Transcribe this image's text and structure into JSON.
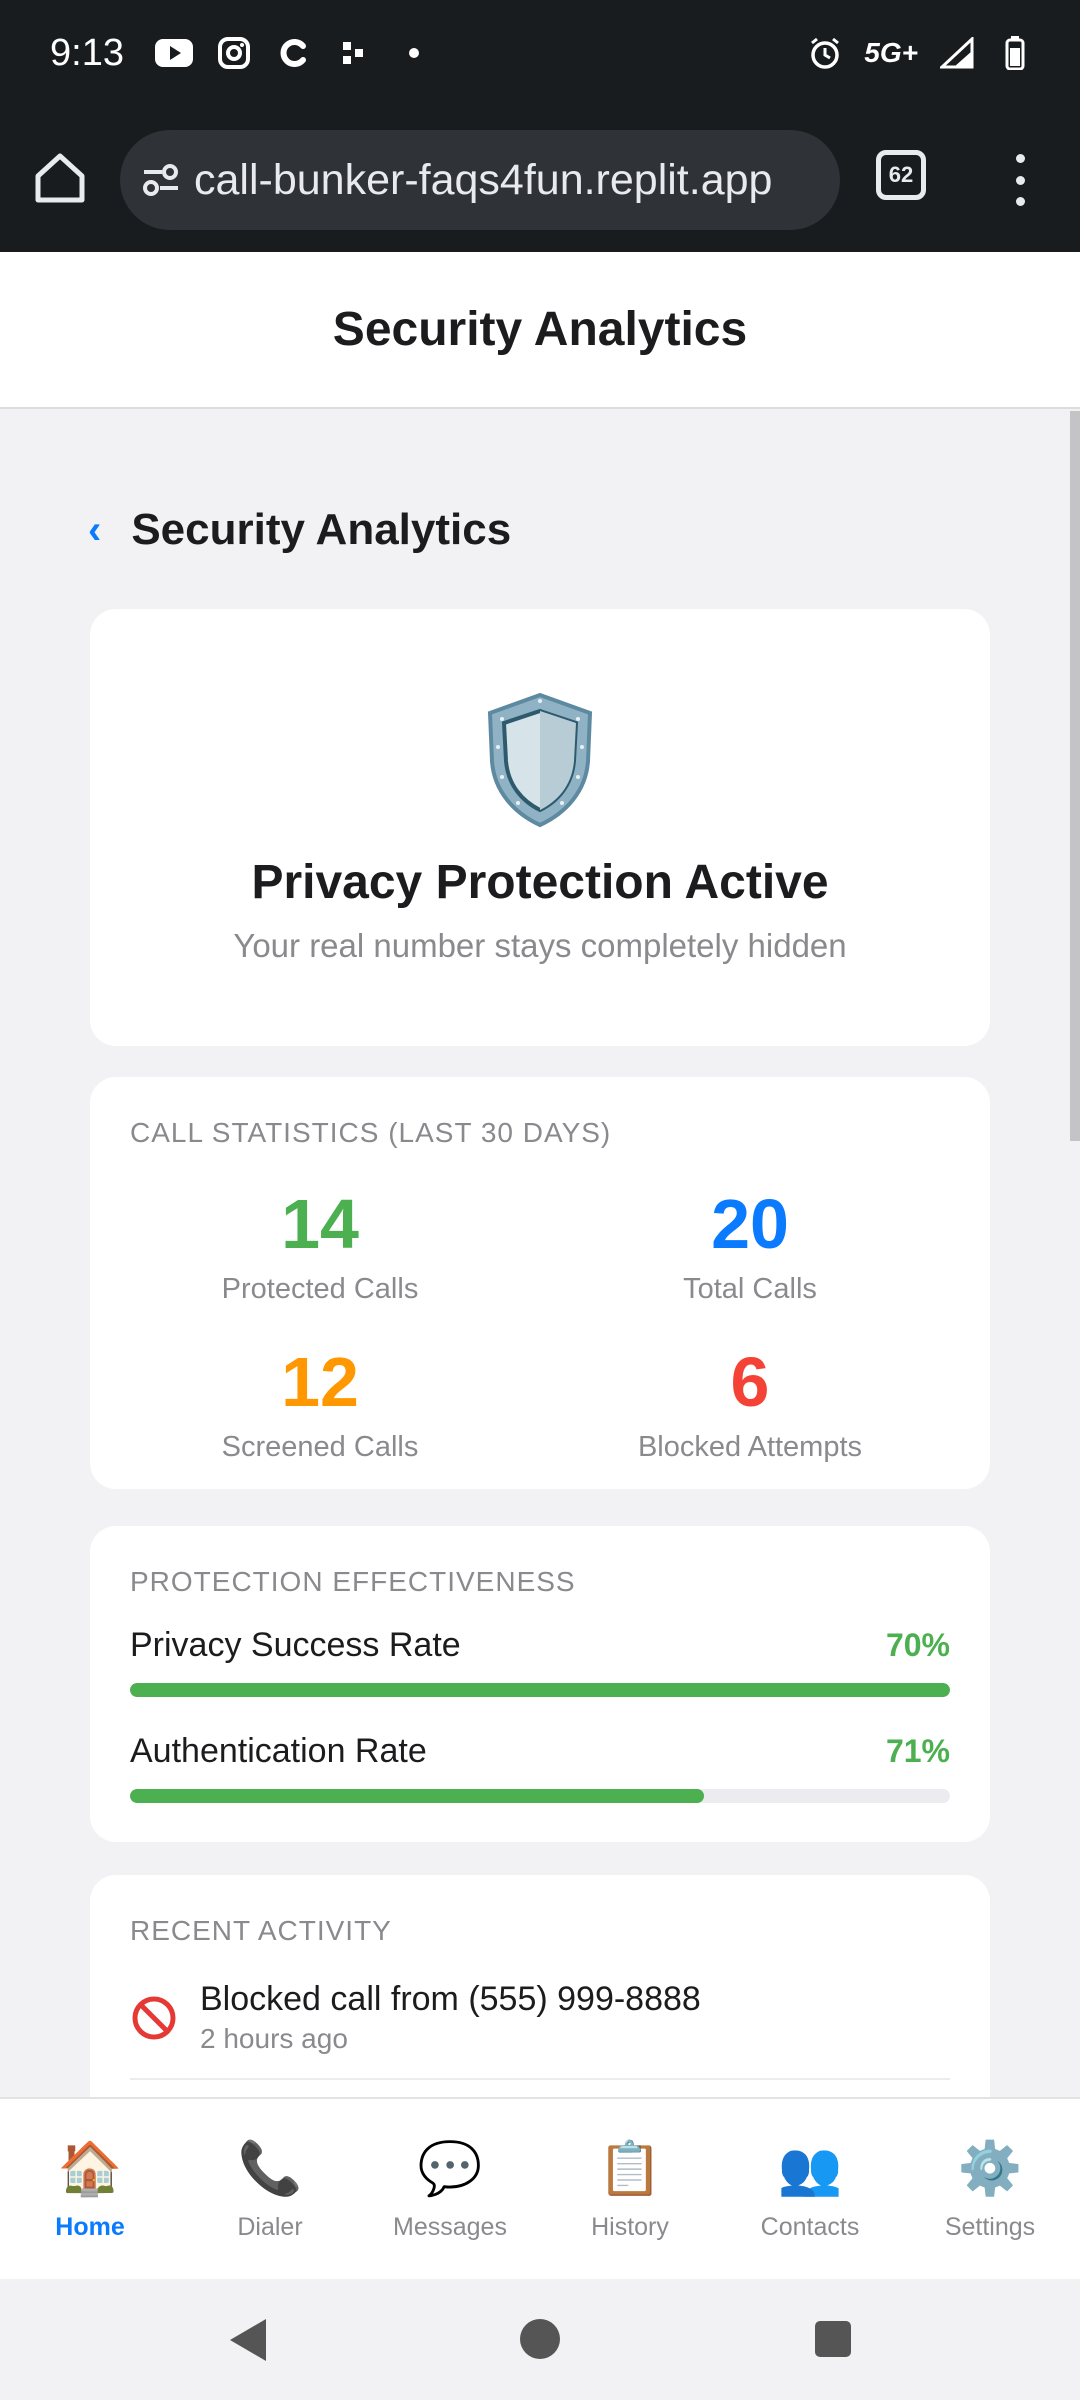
{
  "status_bar": {
    "time": "9:13",
    "left_icons": [
      "youtube-icon",
      "instagram-icon",
      "c-app-icon",
      "dots-app-icon",
      "notification-dot-icon"
    ],
    "network": "5G+",
    "right_icons": [
      "alarm-icon",
      "signal-icon",
      "battery-icon"
    ]
  },
  "browser": {
    "url": "call-bunker-faqs4fun.replit.app",
    "tab_count": "62"
  },
  "header": {
    "title": "Security Analytics"
  },
  "page": {
    "back_chevron": "‹",
    "title": "Security Analytics"
  },
  "hero": {
    "icon": "shield-icon",
    "title": "Privacy Protection Active",
    "subtitle": "Your real number stays completely hidden"
  },
  "stats": {
    "section_label": "CALL STATISTICS (LAST 30 DAYS)",
    "items": [
      {
        "value": "14",
        "label": "Protected Calls",
        "color": "#4caf50"
      },
      {
        "value": "20",
        "label": "Total Calls",
        "color": "#0a7bff"
      },
      {
        "value": "12",
        "label": "Screened Calls",
        "color": "#ff9800"
      },
      {
        "value": "6",
        "label": "Blocked Attempts",
        "color": "#f44336"
      }
    ]
  },
  "effectiveness": {
    "section_label": "PROTECTION EFFECTIVENESS",
    "rates": [
      {
        "label": "Privacy Success Rate",
        "value": "70%",
        "fill": 1.0
      },
      {
        "label": "Authentication Rate",
        "value": "71%",
        "fill": 0.7
      }
    ]
  },
  "activity": {
    "section_label": "RECENT ACTIVITY",
    "items": [
      {
        "icon": "blocked-icon",
        "text": "Blocked call from (555) 999-8888",
        "time": "2 hours ago"
      }
    ]
  },
  "nav": {
    "items": [
      {
        "icon": "🏠",
        "label": "Home",
        "active": true
      },
      {
        "icon": "📞",
        "label": "Dialer",
        "active": false
      },
      {
        "icon": "💬",
        "label": "Messages",
        "active": false
      },
      {
        "icon": "📋",
        "label": "History",
        "active": false
      },
      {
        "icon": "👥",
        "label": "Contacts",
        "active": false
      },
      {
        "icon": "⚙️",
        "label": "Settings",
        "active": false
      }
    ]
  },
  "colors": {
    "accent": "#0a7bff",
    "success": "#4caf50",
    "warning": "#ff9800",
    "danger": "#f44336"
  }
}
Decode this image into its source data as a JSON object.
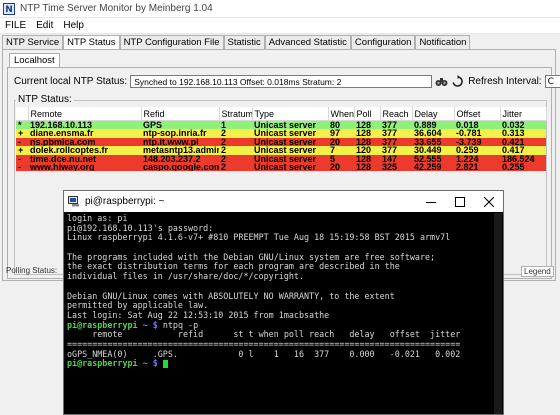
{
  "app": {
    "title": "NTP Time Server Monitor by Meinberg 1.04",
    "icon": "ntp-app-icon"
  },
  "menu": [
    "FILE",
    "Edit",
    "Help"
  ],
  "tabs": [
    {
      "label": "NTP Service",
      "active": false
    },
    {
      "label": "NTP Status",
      "active": true
    },
    {
      "label": "NTP Configuration File",
      "active": false
    },
    {
      "label": "Statistic",
      "active": false
    },
    {
      "label": "Advanced Statistic",
      "active": false
    },
    {
      "label": "Configuration",
      "active": false
    },
    {
      "label": "Notification",
      "active": false
    }
  ],
  "subtab": "Localhost",
  "status": {
    "label": "Current local NTP Status:",
    "value": "Synched to 192.168.10.113   Offset: 0.018ms   Stratum: 2",
    "refresh_label": "Refresh Interval:",
    "refresh_value": "C"
  },
  "group_title": "NTP Status:",
  "columns": [
    "",
    "Remote",
    "Refid",
    "Stratum",
    "Type",
    "When",
    "Poll",
    "Reach",
    "Delay",
    "Offset",
    "Jitter"
  ],
  "peers": [
    {
      "row_color": "green",
      "mark": "*",
      "remote": "192.168.10.113",
      "refid": "GPS",
      "stratum": "1",
      "type": "Unicast server",
      "when": "80",
      "poll": "128",
      "reach": "377",
      "delay": "0.889",
      "offset": "0.018",
      "jitter": "0.032"
    },
    {
      "row_color": "yellow",
      "mark": "+",
      "remote": "diane.ensma.fr",
      "refid": "ntp-sop.inria.fr",
      "stratum": "2",
      "type": "Unicast server",
      "when": "97",
      "poll": "128",
      "reach": "377",
      "delay": "36.604",
      "offset": "-0.781",
      "jitter": "0.313"
    },
    {
      "row_color": "red",
      "mark": "-",
      "remote": "ns.pbmica.com",
      "refid": "ntp.it.www.pl",
      "stratum": "2",
      "type": "Unicast server",
      "when": "20",
      "poll": "128",
      "reach": "377",
      "delay": "33.655",
      "offset": "-3.739",
      "jitter": "0.421"
    },
    {
      "row_color": "yellow",
      "mark": "+",
      "remote": "dolek.rollcoptes.fr",
      "refid": "metasntp13.admin.",
      "stratum": "2",
      "type": "Unicast server",
      "when": "7",
      "poll": "120",
      "reach": "377",
      "delay": "30.449",
      "offset": "0.259",
      "jitter": "0.417"
    },
    {
      "row_color": "red",
      "mark": "-",
      "remote": "time.dce.nu.net",
      "refid": "148.203.237.2",
      "stratum": "2",
      "type": "Unicast server",
      "when": "5",
      "poll": "128",
      "reach": "147",
      "delay": "52.555",
      "offset": "1.224",
      "jitter": "186.524"
    },
    {
      "row_color": "red",
      "mark": "-",
      "remote": "www.hiway.org",
      "refid": "caspo.google.com",
      "stratum": "2",
      "type": "Unicast server",
      "when": "20",
      "poll": "128",
      "reach": "325",
      "delay": "42.259",
      "offset": "2.821",
      "jitter": "0.255"
    }
  ],
  "group_footer_left": "Polling Status:",
  "group_footer_right": "Legend",
  "putty": {
    "title": "pi@raspberrypi: ~",
    "lines": [
      [
        {
          "t": "login as: pi",
          "c": "t-white"
        }
      ],
      [
        {
          "t": "pi@192.168.10.113's password:",
          "c": "t-white"
        }
      ],
      [
        {
          "t": "Linux raspberrypi 4.1.6-v7+ #810 PREEMPT Tue Aug 18 15:19:58 BST 2015 armv7l",
          "c": "t-white"
        }
      ],
      [
        {
          "t": "",
          "c": "t-white"
        }
      ],
      [
        {
          "t": "The programs included with the Debian GNU/Linux system are free software;",
          "c": "t-white"
        }
      ],
      [
        {
          "t": "the exact distribution terms for each program are described in the",
          "c": "t-white"
        }
      ],
      [
        {
          "t": "individual files in /usr/share/doc/*/copyright.",
          "c": "t-white"
        }
      ],
      [
        {
          "t": "",
          "c": "t-white"
        }
      ],
      [
        {
          "t": "Debian GNU/Linux comes with ABSOLUTELY NO WARRANTY, to the extent",
          "c": "t-white"
        }
      ],
      [
        {
          "t": "permitted by applicable law.",
          "c": "t-white"
        }
      ],
      [
        {
          "t": "Last login: Sat Aug 22 12:53:10 2015 from 1macbsathe",
          "c": "t-white"
        }
      ],
      [
        {
          "t": "pi@raspberrypi",
          "c": "t-green"
        },
        {
          "t": " ~ $ ",
          "c": "t-blue"
        },
        {
          "t": "ntpq -p",
          "c": "t-white"
        }
      ],
      [
        {
          "t": "     remote           refid      st t when poll reach   delay   offset  jitter",
          "c": "t-white"
        }
      ],
      [
        {
          "t": "==============================================================================",
          "c": "t-white"
        }
      ],
      [
        {
          "t": "oGPS_NMEA(0)     .GPS.            0 l    1   16  377    0.000   -0.021   0.002",
          "c": "t-white"
        }
      ],
      [
        {
          "t": "pi@raspberrypi",
          "c": "t-green"
        },
        {
          "t": " ~ $ ",
          "c": "t-blue"
        }
      ]
    ]
  }
}
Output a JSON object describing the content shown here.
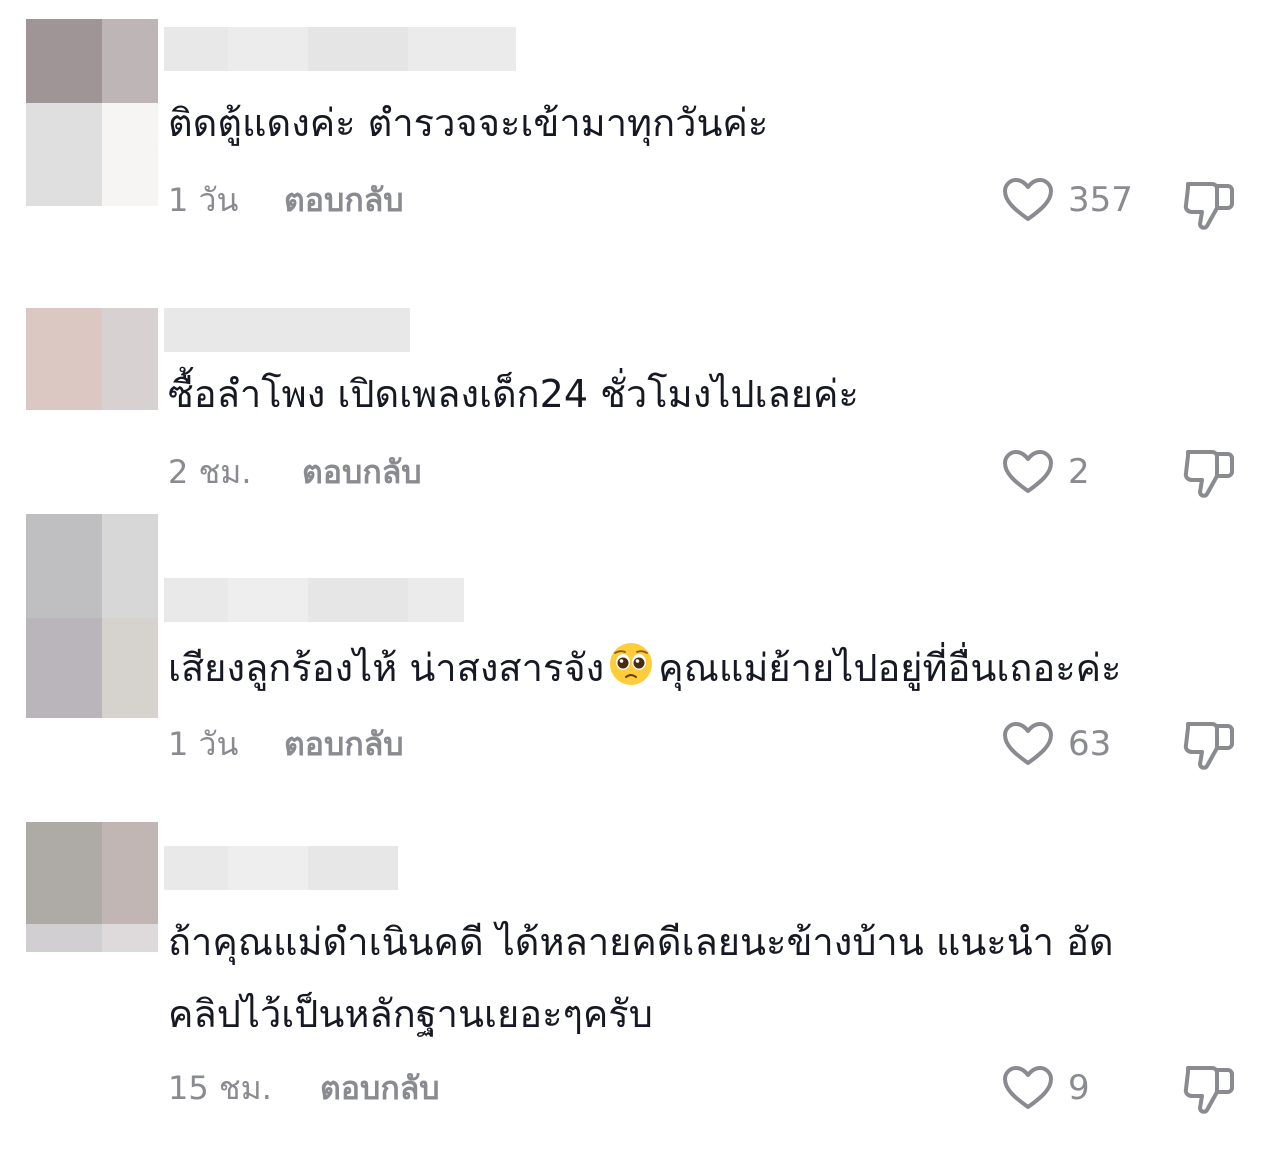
{
  "comments": [
    {
      "text": "ติดตู้แดงค่ะ ตำรวจจะเข้ามาทุกวันค่ะ",
      "time": "1 วัน",
      "reply_label": "ตอบกลับ",
      "likes": "357"
    },
    {
      "text": "ซื้อลำโพง เปิดเพลงเด็ก24 ชั่วโมงไปเลยค่ะ",
      "time": "2 ชม.",
      "reply_label": "ตอบกลับ",
      "likes": "2"
    },
    {
      "text_before_emoji": "เสียงลูกร้องไห้ น่าสงสารจัง",
      "text_after_emoji": "คุณแม่ย้ายไปอยู่ที่อื่นเถอะค่ะ",
      "emoji": "pleading-face-emoji",
      "time": "1 วัน",
      "reply_label": "ตอบกลับ",
      "likes": "63"
    },
    {
      "text_line1": "ถ้าคุณแม่ดำเนินคดี ได้หลายคดีเลยนะข้างบ้าน แนะนำ อัด",
      "text_line2": "คลิปไว้เป็นหลักฐานเยอะๆครับ",
      "time": "15 ชม.",
      "reply_label": "ตอบกลับ",
      "likes": "9"
    }
  ],
  "icons": {
    "like": "heart-outline-icon",
    "dislike": "thumbs-down-outline-icon"
  },
  "colors": {
    "text": "#161823",
    "muted": "#8a8b91"
  }
}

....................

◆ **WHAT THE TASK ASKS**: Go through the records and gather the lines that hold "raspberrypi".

◆ **ANSWER TO THIS EXERCISE**:
    "title": "pi@raspberrypi: ~",
          "t": "Linux raspberrypi 4.1.6-v7+ #810 PREEMPT Tue Aug 18 15:19:58 BST 2015 armv7l",
          "t": "pi@raspberrypi",
          "t": "pi@raspberrypi",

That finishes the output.